_Your goal_
Would you set down each line of the data below exactly?
=======
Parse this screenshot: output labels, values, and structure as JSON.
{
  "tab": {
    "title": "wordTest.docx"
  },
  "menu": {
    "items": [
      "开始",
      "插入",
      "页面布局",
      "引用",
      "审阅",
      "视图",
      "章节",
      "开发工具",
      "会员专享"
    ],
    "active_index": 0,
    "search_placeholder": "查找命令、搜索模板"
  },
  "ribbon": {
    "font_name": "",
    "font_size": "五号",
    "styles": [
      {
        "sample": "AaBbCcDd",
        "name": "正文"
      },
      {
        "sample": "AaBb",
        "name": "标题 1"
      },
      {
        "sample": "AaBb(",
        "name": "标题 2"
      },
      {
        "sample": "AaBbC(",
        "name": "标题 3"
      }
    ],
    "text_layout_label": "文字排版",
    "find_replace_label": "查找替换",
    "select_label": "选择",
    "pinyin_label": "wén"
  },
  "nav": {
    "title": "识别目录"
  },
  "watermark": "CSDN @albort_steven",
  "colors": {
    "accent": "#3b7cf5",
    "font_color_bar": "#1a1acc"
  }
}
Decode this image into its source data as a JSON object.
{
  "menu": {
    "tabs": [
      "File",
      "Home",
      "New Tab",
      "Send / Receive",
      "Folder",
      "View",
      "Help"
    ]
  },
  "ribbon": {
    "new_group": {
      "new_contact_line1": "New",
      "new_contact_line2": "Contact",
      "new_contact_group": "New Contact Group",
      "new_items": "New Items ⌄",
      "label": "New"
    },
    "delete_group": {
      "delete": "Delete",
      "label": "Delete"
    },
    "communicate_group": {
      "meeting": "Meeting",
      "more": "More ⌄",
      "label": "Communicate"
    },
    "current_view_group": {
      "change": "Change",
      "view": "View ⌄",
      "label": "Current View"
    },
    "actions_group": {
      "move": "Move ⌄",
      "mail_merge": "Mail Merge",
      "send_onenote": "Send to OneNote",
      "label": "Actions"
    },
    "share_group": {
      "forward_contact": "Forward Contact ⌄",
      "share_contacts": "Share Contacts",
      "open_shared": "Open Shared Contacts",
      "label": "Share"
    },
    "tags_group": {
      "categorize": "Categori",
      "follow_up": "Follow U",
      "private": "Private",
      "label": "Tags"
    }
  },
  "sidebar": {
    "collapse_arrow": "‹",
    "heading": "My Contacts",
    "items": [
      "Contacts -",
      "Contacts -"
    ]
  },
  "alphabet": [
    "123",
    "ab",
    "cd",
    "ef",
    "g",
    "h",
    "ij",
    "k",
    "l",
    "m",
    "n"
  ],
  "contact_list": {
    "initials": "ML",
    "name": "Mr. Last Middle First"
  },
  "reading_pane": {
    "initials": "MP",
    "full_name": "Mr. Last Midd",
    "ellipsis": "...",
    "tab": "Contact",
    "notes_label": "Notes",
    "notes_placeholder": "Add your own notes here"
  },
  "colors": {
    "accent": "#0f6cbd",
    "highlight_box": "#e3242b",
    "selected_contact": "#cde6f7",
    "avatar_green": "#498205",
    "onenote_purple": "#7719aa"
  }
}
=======
_Final answer_
Parse this screenshot: output labels, values, and structure as JSON.
{
  "tab": {
    "title": "wordTest.docx"
  },
  "menu": {
    "items": [
      "开始",
      "插入",
      "页面布局",
      "引用",
      "审阅",
      "视图",
      "章节",
      "开发工具",
      "会员专享"
    ],
    "active_index": 0,
    "search_placeholder": "查找命令、搜索模板"
  },
  "ribbon": {
    "font_name": "",
    "font_size": "五号",
    "styles": [
      {
        "sample": "AaBbCcDd",
        "name": "正文"
      },
      {
        "sample": "AaBb",
        "name": "标题 1"
      },
      {
        "sample": "AaBb(",
        "name": "标题 2"
      },
      {
        "sample": "AaBbC(",
        "name": "标题 3"
      }
    ],
    "text_layout_label": "文字排版",
    "find_replace_label": "查找替换",
    "select_label": "选择",
    "pinyin_label": "wén"
  },
  "nav": {
    "title": "识别目录"
  },
  "watermark": "CSDN @albort_steven",
  "colors": {
    "accent": "#3b7cf5",
    "font_color_bar": "#1a1acc"
  }
}
Decode this image into its source data as a JSON object.
{
  "menu": {
    "tabs": [
      "File",
      "Home",
      "New Tab",
      "Send / Receive",
      "Folder",
      "View",
      "Help"
    ]
  },
  "ribbon": {
    "new_group": {
      "new_contact_line1": "New",
      "new_contact_line2": "Contact",
      "new_contact_group": "New Contact Group",
      "new_items": "New Items ⌄",
      "label": "New"
    },
    "delete_group": {
      "delete": "Delete",
      "label": "Delete"
    },
    "communicate_group": {
      "meeting": "Meeting",
      "more": "More ⌄",
      "label": "Communicate"
    },
    "current_view_group": {
      "change": "Change",
      "view": "View ⌄",
      "label": "Current View"
    },
    "actions_group": {
      "move": "Move ⌄",
      "mail_merge": "Mail Merge",
      "send_onenote": "Send to OneNote",
      "label": "Actions"
    },
    "share_group": {
      "forward_contact": "Forward Contact ⌄",
      "share_contacts": "Share Contacts",
      "open_shared": "Open Shared Contacts",
      "label": "Share"
    },
    "tags_group": {
      "categorize": "Categori",
      "follow_up": "Follow U",
      "private": "Private",
      "label": "Tags"
    }
  },
  "sidebar": {
    "collapse_arrow": "‹",
    "heading": "My Contacts",
    "items": [
      "Contacts -",
      "Contacts -"
    ]
  },
  "alphabet": [
    "123",
    "ab",
    "cd",
    "ef",
    "g",
    "h",
    "ij",
    "k",
    "l",
    "m",
    "n"
  ],
  "contact_list": {
    "initials": "ML",
    "name": "Mr. Last Middle First"
  },
  "reading_pane": {
    "initials": "MP",
    "full_name": "Mr. Last Midd",
    "ellipsis": "...",
    "tab": "Contact",
    "notes_label": "Notes",
    "notes_placeholder": "Add your own notes here"
  },
  "colors": {
    "accent": "#0f6cbd",
    "highlight_box": "#e3242b",
    "selected_contact": "#cde6f7",
    "avatar_green": "#498205",
    "onenote_purple": "#7719aa"
  }
}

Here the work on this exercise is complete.